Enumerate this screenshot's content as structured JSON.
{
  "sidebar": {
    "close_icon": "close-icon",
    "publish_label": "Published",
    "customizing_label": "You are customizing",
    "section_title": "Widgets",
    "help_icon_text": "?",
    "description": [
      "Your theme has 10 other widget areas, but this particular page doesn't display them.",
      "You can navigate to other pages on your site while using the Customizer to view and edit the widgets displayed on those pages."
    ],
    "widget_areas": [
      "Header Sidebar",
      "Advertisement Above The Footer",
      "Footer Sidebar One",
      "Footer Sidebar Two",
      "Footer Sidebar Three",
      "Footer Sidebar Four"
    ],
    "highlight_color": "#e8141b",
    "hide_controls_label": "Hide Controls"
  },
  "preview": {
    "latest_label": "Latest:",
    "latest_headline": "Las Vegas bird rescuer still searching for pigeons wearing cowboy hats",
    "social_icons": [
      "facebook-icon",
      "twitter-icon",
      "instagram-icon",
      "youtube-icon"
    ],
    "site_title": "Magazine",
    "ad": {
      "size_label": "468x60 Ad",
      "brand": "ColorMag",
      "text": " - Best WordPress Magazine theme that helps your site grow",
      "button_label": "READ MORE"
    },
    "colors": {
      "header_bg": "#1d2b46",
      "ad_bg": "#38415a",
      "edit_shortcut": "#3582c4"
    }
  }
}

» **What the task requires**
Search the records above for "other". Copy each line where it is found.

» **Solution to the exercise**
      "Your theme has 10 other widget areas, but this particular page doesn't display them.",
      "You can navigate to other pages on your site while using the Customizer to view and edit the widgets displayed on those pages."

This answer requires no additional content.